Can I ask you what sounds more appealing? A young man or woman breathing their last moments of air while they stare down the cold and dark barrel of a hand gun, or having a rubber band stretched past its limit of breakage, and released only to snap the bare flesh? Obviously people would choose the second option because of the sheer fear of facing the cold hand of death. But this is the reality that boundless gang members face in today’s society. Gang members are dying, they are losing friends and family members, and each and every one of those involved in a gang deprives themselves of a far better life. However, making it out of these organizations offers adolescents and young men and women with a less painful option. That option is tattoo removal, which is similar to snapping a rubber band against bare flesh.

Tattoos can bring forth several different meanings to the population that wishes to imprint a significant message or permanent image upon their body. From the macho image and belonging it may give sailors, bikers, convicts and gang members to the therapeutic and permanent symbol it places upon one’s body. A 1990 survey of over 10,000 U.S. households estimated that nearly 3% of the general population sports tattoos and including 5% of all males (Libbon 1). But what is significant about the removal of these important images? The process of removal brings physical pain, but it is also brings emotional pain to the individual or party whose symbol becomes erased. While imprinting the tattoo of a gang upon one’s body brings forth a new sense of belonging and brotherhood and the removal is both emotionally and physically draining, the removal process allows for a far greater significance than the tattoo offered for members who seek more out of life.


Individuals go through a number of tough and demanding initiation processes to gain acceptance into a gang. Once they have attained membership, they are either forced to imprint a tattoo of the gang on their body or they take the initiative and display the gang’s images themselves. The main imprint and belongings are within the tattoo mark. The tattoo generally displays the name and/or symbol of the gang in Old English script with a variability of placements upon the body (Poljac 2). These strong artistic images represent commitment and loyalty and serve as a lasting bond and tie that are recognized by both ally gang members and rival gangs.

- Alex D.

Works Cited:

- Libbon, Robert P. “Dear Data Dog: Why do so many kids sport tattoos?” American Demographics. September (2000): n. pag. Web. 1 Dec. 2010.

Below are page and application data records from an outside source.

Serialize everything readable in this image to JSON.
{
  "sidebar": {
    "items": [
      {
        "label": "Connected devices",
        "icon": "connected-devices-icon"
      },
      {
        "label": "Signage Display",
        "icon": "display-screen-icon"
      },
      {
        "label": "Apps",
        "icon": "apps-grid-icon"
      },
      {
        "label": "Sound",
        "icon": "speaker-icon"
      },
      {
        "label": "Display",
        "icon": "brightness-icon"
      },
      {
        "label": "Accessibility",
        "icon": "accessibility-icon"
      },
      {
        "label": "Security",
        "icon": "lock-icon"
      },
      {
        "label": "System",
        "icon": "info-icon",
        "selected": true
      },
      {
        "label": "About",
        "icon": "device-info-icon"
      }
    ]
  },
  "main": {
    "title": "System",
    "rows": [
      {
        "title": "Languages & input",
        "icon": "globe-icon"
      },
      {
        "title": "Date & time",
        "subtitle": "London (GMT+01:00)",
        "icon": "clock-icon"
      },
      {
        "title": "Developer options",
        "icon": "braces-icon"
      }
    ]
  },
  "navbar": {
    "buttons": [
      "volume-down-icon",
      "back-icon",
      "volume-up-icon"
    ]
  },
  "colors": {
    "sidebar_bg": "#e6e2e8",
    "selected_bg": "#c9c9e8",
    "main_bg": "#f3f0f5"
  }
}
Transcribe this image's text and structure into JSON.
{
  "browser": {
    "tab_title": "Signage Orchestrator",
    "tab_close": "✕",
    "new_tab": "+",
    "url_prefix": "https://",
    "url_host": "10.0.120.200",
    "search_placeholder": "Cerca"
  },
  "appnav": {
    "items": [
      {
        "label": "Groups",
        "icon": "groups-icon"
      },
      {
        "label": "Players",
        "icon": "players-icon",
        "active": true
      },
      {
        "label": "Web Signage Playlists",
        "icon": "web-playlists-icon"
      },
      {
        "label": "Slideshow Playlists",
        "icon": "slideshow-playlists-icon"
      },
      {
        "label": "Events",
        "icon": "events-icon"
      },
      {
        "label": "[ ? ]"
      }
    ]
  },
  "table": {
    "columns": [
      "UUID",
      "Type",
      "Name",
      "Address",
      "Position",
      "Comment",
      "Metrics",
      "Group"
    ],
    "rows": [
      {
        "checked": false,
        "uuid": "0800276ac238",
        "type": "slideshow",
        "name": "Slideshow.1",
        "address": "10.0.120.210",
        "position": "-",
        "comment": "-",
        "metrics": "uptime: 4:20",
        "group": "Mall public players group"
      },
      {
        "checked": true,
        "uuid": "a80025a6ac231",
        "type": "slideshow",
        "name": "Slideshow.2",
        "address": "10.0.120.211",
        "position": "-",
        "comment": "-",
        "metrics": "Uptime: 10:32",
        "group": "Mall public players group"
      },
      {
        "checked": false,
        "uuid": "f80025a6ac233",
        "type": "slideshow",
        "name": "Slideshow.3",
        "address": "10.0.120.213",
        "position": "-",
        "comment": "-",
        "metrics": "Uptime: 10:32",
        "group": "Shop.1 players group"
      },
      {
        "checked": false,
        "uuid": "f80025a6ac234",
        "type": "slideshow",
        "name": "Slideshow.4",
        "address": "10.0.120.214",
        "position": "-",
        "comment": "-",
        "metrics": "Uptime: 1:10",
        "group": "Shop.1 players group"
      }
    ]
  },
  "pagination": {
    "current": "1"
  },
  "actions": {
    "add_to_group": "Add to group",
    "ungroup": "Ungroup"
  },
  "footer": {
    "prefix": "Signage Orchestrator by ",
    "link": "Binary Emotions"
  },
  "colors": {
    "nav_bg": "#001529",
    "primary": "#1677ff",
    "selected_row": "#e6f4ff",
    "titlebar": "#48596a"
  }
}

- Poljac, Bakir, M.S. “Erasing the Past: Tattoo-Removal Programs for Former Gang Members.” FBI Law Enforcement Bulletin: Criminal Justice Periodicals. August
(2008):n. pag. Web. 1 Dec. 2010.

- Nawojczyk, Steve. Gang War: Bangin’ in Little Rock. 30 May. 2006. JPEG File.

-Laser tattoo removal "zaps" the ink molecules. 16 Nov. 2010. JEPG File.